An interesting day (yesterday) at the races.
So I've liked doing MABRA races in the past, but this one had a strange vibe to it. I don't know, maybe it was the douchbags that were still in diapers when I started racing bicycles telling me when it was my turn to take a pull (which was lame and wrong, on so many counts). Or maybe it was the weird finish off the circuit, which didn't seem to make any sense. Or maybe it was the officials starting the race a solid six minutes early, catching everyone off guard, including some who weren't at the starting line. Or maybe it was the insane pace we kept on the tailwind section, the only section where we encountered oncoming traffic, and the snail's pace we kept on the hills, where real damage could have been levied. Or maybe it was the super narrow roads, which allowed _no_ movement back-to-front in the pack for at least the first two laps.
Well I don't know what it was, but it felt weird, and I felt weird afterward...
The course was run on a 10+ mile lap through pretty mild rolling hills. The major terrain element of interest was the one mile dirt road section--essentially a one-lane, water-flat dust ally, with two parallel tracks of pretty smooth dirt and gravel in between and on the shoulders.

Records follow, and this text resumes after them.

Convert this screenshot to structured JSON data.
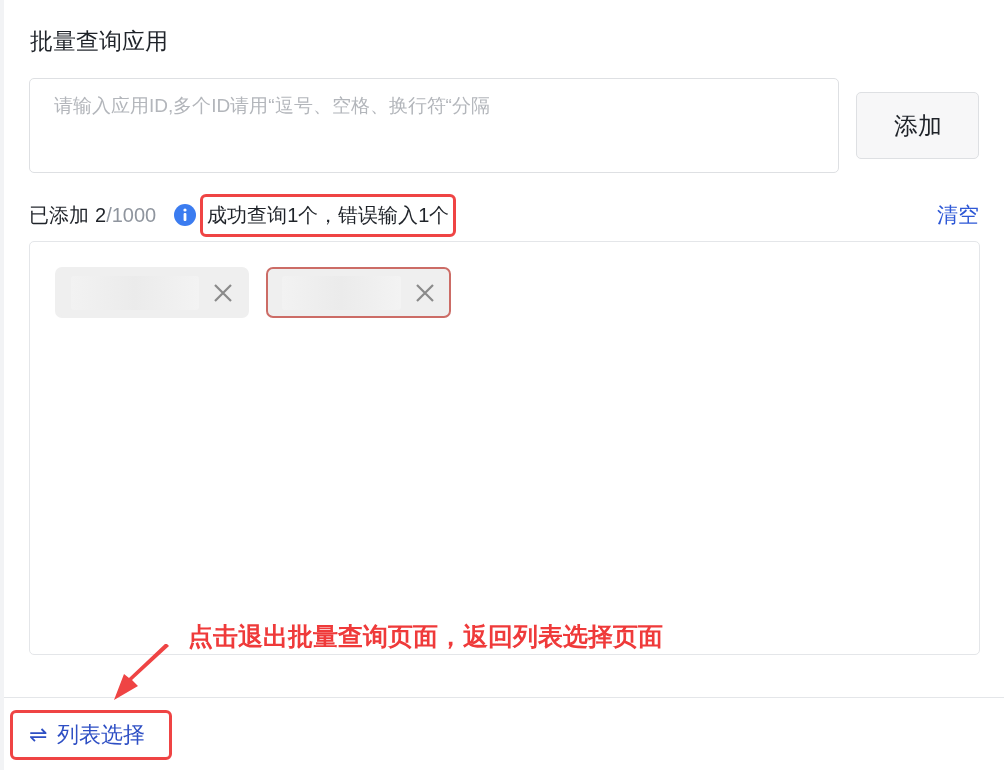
{
  "title": "批量查询应用",
  "input": {
    "placeholder": "请输入应用ID,多个ID请用“逗号、空格、换行符“分隔"
  },
  "add_button": "添加",
  "count": {
    "label": "已添加",
    "added": "2",
    "limit": "/1000"
  },
  "status": {
    "text": "成功查询1个，错误输入1个",
    "highlighted": true
  },
  "clear_link": "清空",
  "tags": [
    {
      "error": false
    },
    {
      "error": true
    }
  ],
  "footer_button": {
    "icon": "⇌",
    "label": "列表选择",
    "highlighted": true
  },
  "annotation": {
    "text": "点击退出批量查询页面，返回列表选择页面"
  }
}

I enjoyed the dirt section tremendously. Got me all kinds of excited for cross season. And it would have been nice to be in the front at least once through the dirt. I would have liked to push the pace, which seemed way too slow each of our five times through.
But where I most wanted to push the pace was on the incline just after the dirt section, on the last lap, about five miles from the finish. After the first lap I decided that's where I wanted to make a move. But before I had a chance I got caught behind a touch up on the dirt section which felled a handful of riders and, having to brake, then circumvent the bicycles and bodies splayed about, by the time I closed the gap we had reached the road, and the effort had left me winded. So I waited. And waited. And waited too long.
Way too long. Of course, not really having any idea where the finish line was didn't help. I was looking for a 1K to go sign...then for a 200m sign...I saw neither. By the time the sprint began in earnest I was too far out of position. I finished 12th.
The finish line business really made no sense. I simply can't understand why the finish wasn't somewhere on the circuit, like it is in every race everyone has ever done on a circuit like that. I'm sure the rationale had to do with keeping finished riders off the course or something to that effect, but I still think it silly. One strike. And if there were 1K and 200m to go signs, they had to have been practically invisible, because I was looking for them. Two strikes.
But as much as I'd like to blame my poor finish on the promoter (that's the bike racers' style, right? blame your disappointing finish on someone or something else...never the rider's fault...not ever), I know where I gave up. Or, I think, more accurately, chickened out.
So here I'm reminded of this (start at about 8:30 in, for about 30 seconds):
It's not so much that I gave up physically, but it's lacking that special little crazy something that allows some people the mental capacity, the fearless-thoughlessness for this:
I mean, it looks all pretty from a bird's eye view, but when you're in it, when you're going a bazillion miles an hour and you're afraid to blink for fear of some obstruction coming your way while your eyes are closed, and when the consequence for failure (and remember, we're all a bunch of douchbag amateurs here...a USCF Cat 3 sprint finish is every bit amateur hour) is yet another broken collarbone and strawberry mash for skin for days...well, I just don't have it in me. And there were only like 15 of us even contesting the sprint.
I'd like to think it has something to do with being older, wiser, having a family...but I know it's not that. It's that I've never had it. I'm just not that guy.
But not for not wanting to be.
Back to Poolesville... Seventy-five started. Only 24 finished. Probably about 10 crashed out. Another handful flatted. What happened to everyone else? When we were in the final few miles and I looked around and counted only 20 riders I was dumbfounded. What happened to everybody?
Oh yeah, I raced the wheels I built earlier this week. Thirty-two spoke, three-cross numbers on one dura-ace and one ultegra hub. The rims some discontinued Mavic box section numbers in a snazzy red anodized finish. The first set of wheels I've built or, for that matter, had success truing. They held up wonderfully. I'm bursting.
Sunday, June 28, 2009
An interesting day (yesterday) at the races.